Even if you're not someone who follows fashion, it would be hard not to notice how the trends that have been emerging these past few fashion cycles have been heavily influenced by the styles of the 60s and 70s. Flare leg jeans, high-waisted trousers, and bell-sleeved tunics can all be spotted in the stores at this very moment in time.
It seems like a natural progression that the handbag industry would follow suit; tassels, cross-body bags, and bucket bags have all been spotted in stores and online, and fashionistas the world over are once again enjoying these familiar bag shapes.
But just how did some of these particular bags gain popularity in the first place? The answer, as with so many things in life, lies in the history books.
In the 60s, for the first time, there was a surge of youth culture, and an overall societal relaxation of what was thought of as “appropriate” dressing, largely owed to the efforts of the women's movement. As a result, the more structured handbag styles of the conservative 1950s (think: frame bags) fell by the wayside, and designs like small cross-body shoulder bags (that looked great with the miniskirts of the time) came into vogue for their upbeat, youthful vibe.

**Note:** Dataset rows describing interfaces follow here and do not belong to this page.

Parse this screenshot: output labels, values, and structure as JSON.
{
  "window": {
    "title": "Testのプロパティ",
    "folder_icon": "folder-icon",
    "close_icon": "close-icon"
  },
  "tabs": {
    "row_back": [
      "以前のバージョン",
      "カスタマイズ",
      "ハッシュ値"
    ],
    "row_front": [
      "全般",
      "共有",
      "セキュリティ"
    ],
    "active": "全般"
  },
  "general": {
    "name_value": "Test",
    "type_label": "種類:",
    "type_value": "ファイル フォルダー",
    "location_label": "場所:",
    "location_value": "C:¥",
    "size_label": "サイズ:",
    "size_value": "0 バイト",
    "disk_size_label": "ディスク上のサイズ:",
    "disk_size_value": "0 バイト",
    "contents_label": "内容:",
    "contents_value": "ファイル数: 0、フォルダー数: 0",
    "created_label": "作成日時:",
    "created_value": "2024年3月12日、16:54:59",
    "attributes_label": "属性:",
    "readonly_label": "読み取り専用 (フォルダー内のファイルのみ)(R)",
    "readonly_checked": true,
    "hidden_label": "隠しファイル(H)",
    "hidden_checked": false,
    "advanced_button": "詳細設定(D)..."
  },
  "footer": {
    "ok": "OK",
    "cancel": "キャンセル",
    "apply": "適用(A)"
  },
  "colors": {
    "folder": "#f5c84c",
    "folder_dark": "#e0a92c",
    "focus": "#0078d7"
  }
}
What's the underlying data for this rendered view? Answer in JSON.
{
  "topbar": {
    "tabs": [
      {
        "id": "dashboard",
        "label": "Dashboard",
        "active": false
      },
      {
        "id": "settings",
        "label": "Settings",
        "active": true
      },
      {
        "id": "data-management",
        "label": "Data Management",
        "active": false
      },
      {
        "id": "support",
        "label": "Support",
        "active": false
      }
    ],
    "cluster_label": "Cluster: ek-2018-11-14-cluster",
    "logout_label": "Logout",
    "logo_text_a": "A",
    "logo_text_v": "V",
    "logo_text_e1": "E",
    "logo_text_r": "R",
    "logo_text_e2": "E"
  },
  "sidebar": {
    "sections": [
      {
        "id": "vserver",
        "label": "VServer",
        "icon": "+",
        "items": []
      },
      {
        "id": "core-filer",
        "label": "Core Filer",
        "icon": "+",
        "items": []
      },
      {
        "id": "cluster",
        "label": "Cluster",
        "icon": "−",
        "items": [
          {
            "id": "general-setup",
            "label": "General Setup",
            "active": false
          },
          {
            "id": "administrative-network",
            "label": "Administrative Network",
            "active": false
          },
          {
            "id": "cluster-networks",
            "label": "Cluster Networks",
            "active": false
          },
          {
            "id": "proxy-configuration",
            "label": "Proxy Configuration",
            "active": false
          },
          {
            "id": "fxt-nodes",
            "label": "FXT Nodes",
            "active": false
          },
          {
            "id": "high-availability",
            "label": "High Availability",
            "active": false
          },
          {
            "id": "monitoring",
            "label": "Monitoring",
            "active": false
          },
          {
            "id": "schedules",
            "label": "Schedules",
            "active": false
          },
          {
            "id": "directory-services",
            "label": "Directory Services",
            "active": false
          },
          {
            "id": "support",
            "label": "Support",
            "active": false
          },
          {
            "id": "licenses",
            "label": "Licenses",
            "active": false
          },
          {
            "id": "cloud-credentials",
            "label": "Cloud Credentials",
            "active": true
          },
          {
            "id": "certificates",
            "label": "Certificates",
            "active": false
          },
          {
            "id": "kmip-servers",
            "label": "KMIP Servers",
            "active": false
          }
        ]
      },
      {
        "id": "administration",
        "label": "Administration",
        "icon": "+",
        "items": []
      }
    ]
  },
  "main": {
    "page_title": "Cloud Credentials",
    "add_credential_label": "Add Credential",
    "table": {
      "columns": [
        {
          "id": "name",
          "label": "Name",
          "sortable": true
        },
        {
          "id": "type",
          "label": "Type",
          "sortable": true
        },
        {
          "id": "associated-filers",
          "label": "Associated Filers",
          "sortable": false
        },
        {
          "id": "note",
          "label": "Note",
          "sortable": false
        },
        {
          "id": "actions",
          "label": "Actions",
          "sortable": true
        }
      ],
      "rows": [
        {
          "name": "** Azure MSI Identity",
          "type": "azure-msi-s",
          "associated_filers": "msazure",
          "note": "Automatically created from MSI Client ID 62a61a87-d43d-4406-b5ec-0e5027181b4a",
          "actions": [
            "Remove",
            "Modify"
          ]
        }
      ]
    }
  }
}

With more young people travelling the world, as the decade moved towards the 70s, there was an increase in popularity of larger totes, satchels, and fabric bags. Patchwork, fringe, and other types of detailing also became popular, and it very succinctly captured the romance of travel and a new embracing of ethnic design and individual expression.